- **Your objective**: Give the records again, every one, exactly.

- **Record set**:
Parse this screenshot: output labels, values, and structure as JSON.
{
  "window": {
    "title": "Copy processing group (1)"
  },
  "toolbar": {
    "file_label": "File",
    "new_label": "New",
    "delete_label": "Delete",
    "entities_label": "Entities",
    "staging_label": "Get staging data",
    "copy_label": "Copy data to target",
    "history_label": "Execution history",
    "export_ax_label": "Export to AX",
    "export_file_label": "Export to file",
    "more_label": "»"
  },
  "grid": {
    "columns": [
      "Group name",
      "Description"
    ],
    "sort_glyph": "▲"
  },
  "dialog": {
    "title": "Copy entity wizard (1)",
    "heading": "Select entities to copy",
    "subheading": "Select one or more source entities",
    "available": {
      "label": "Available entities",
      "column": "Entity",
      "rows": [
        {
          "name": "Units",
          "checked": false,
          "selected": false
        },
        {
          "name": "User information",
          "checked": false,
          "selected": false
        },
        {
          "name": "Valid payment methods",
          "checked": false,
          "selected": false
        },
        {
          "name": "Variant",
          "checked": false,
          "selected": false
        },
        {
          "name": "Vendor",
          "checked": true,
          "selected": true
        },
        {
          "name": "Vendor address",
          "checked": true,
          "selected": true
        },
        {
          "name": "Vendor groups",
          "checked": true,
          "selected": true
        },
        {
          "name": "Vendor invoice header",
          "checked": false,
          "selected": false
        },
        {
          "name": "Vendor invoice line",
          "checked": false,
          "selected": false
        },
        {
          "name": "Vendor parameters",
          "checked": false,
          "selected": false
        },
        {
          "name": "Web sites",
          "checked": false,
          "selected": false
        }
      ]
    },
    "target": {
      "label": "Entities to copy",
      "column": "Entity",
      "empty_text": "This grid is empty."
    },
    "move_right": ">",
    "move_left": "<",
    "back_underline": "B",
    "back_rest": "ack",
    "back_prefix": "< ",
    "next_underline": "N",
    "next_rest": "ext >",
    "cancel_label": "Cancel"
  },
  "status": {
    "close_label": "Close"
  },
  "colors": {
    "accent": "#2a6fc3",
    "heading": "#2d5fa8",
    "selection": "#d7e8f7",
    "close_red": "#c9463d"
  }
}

- **Answer to the problem**:
Parse this screenshot: output labels, values, and structure as JSON.
{
  "window": {
    "title": "Copy processing group (1)"
  },
  "toolbar": {
    "file_label": "File",
    "new_label": "New",
    "delete_label": "Delete",
    "entities_label": "Entities",
    "staging_label": "Get staging data",
    "copy_label": "Copy data to target",
    "history_label": "Execution history",
    "export_ax_label": "Export to AX",
    "export_file_label": "Export to file",
    "more_label": "»"
  },
  "grid": {
    "columns": [
      "Group name",
      "Description"
    ],
    "sort_glyph": "▲"
  },
  "dialog": {
    "title": "Copy entity wizard (1)",
    "heading": "Select entities to copy",
    "subheading": "Select one or more source entities",
    "available": {
      "label": "Available entities",
      "column": "Entity",
      "rows": [
        {
          "name": "Units",
          "checked": false,
          "selected": false
        },
        {
          "name": "User information",
          "checked": false,
          "selected": false
        },
        {
          "name": "Valid payment methods",
          "checked": false,
          "selected": false
        },
        {
          "name": "Variant",
          "checked": false,
          "selected": false
        },
        {
          "name": "Vendor",
          "checked": true,
          "selected": true
        },
        {
          "name": "Vendor address",
          "checked": true,
          "selected": true
        },
        {
          "name": "Vendor groups",
          "checked": true,
          "selected": true
        },
        {
          "name": "Vendor invoice header",
          "checked": false,
          "selected": false
        },
        {
          "name": "Vendor invoice line",
          "checked": false,
          "selected": false
        },
        {
          "name": "Vendor parameters",
          "checked": false,
          "selected": false
        },
        {
          "name": "Web sites",
          "checked": false,
          "selected": false
        }
      ]
    },
    "target": {
      "label": "Entities to copy",
      "column": "Entity",
      "empty_text": "This grid is empty."
    },
    "move_right": ">",
    "move_left": "<",
    "back_underline": "B",
    "back_rest": "ack",
    "back_prefix": "< ",
    "next_underline": "N",
    "next_rest": "ext >",
    "cancel_label": "Cancel"
  },
  "status": {
    "close_label": "Close"
  },
  "colors": {
    "accent": "#2a6fc3",
    "heading": "#2d5fa8",
    "selection": "#d7e8f7",
    "close_red": "#c9463d"
  }
}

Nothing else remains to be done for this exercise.